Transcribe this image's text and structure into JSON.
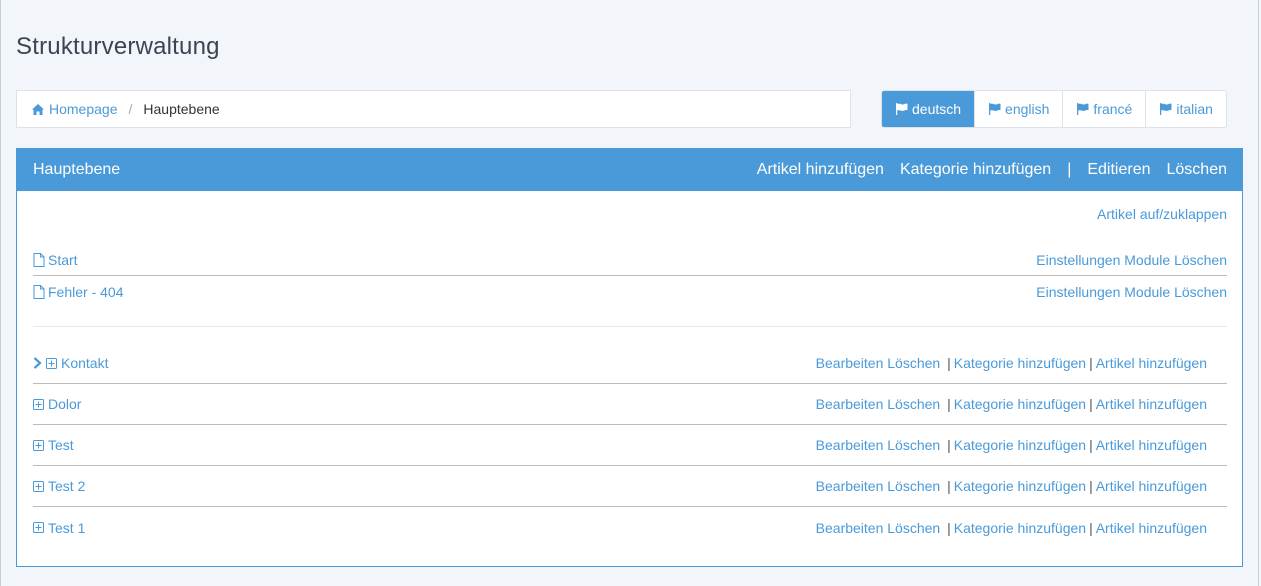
{
  "page": {
    "title": "Strukturverwaltung"
  },
  "breadcrumb": {
    "home": "Homepage",
    "separator": "/",
    "current": "Hauptebene"
  },
  "languages": [
    {
      "label": "deutsch",
      "active": true
    },
    {
      "label": "english",
      "active": false
    },
    {
      "label": "francé",
      "active": false
    },
    {
      "label": "italian",
      "active": false
    }
  ],
  "panel": {
    "title": "Hauptebene",
    "add_article": "Artikel hinzufügen",
    "add_category": "Kategorie hinzufügen",
    "pipe": "|",
    "edit": "Editieren",
    "delete": "Löschen",
    "toggle_articles": "Artikel auf/zuklappen"
  },
  "articles": [
    {
      "name": "Start",
      "settings": "Einstellungen",
      "modules": "Module",
      "delete": "Löschen"
    },
    {
      "name": "Fehler - 404",
      "settings": "Einstellungen",
      "modules": "Module",
      "delete": "Löschen"
    }
  ],
  "categories": [
    {
      "name": "Kontakt",
      "edit": "Bearbeiten",
      "delete": "Löschen",
      "add_category": "Kategorie hinzufügen",
      "add_article": "Artikel hinzufügen",
      "sep": "|"
    },
    {
      "name": "Dolor",
      "edit": "Bearbeiten",
      "delete": "Löschen",
      "add_category": "Kategorie hinzufügen",
      "add_article": "Artikel hinzufügen",
      "sep": "|"
    },
    {
      "name": "Test",
      "edit": "Bearbeiten",
      "delete": "Löschen",
      "add_category": "Kategorie hinzufügen",
      "add_article": "Artikel hinzufügen",
      "sep": "|"
    },
    {
      "name": "Test 2",
      "edit": "Bearbeiten",
      "delete": "Löschen",
      "add_category": "Kategorie hinzufügen",
      "add_article": "Artikel hinzufügen",
      "sep": "|"
    },
    {
      "name": "Test 1",
      "edit": "Bearbeiten",
      "delete": "Löschen",
      "add_category": "Kategorie hinzufügen",
      "add_article": "Artikel hinzufügen",
      "sep": "|"
    }
  ],
  "colors": {
    "accent": "#4a9ad9",
    "background": "#f2f5fa"
  },
  "icons": {
    "home": "home-icon",
    "flag": "flag-icon",
    "file": "file-icon",
    "plus_square": "plus-square-icon",
    "chevron": "chevron-right-icon"
  }
}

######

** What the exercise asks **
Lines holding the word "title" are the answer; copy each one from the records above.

** Exercise solution **
    "title": "Strukturverwaltung"
    "title": "Hauptebene",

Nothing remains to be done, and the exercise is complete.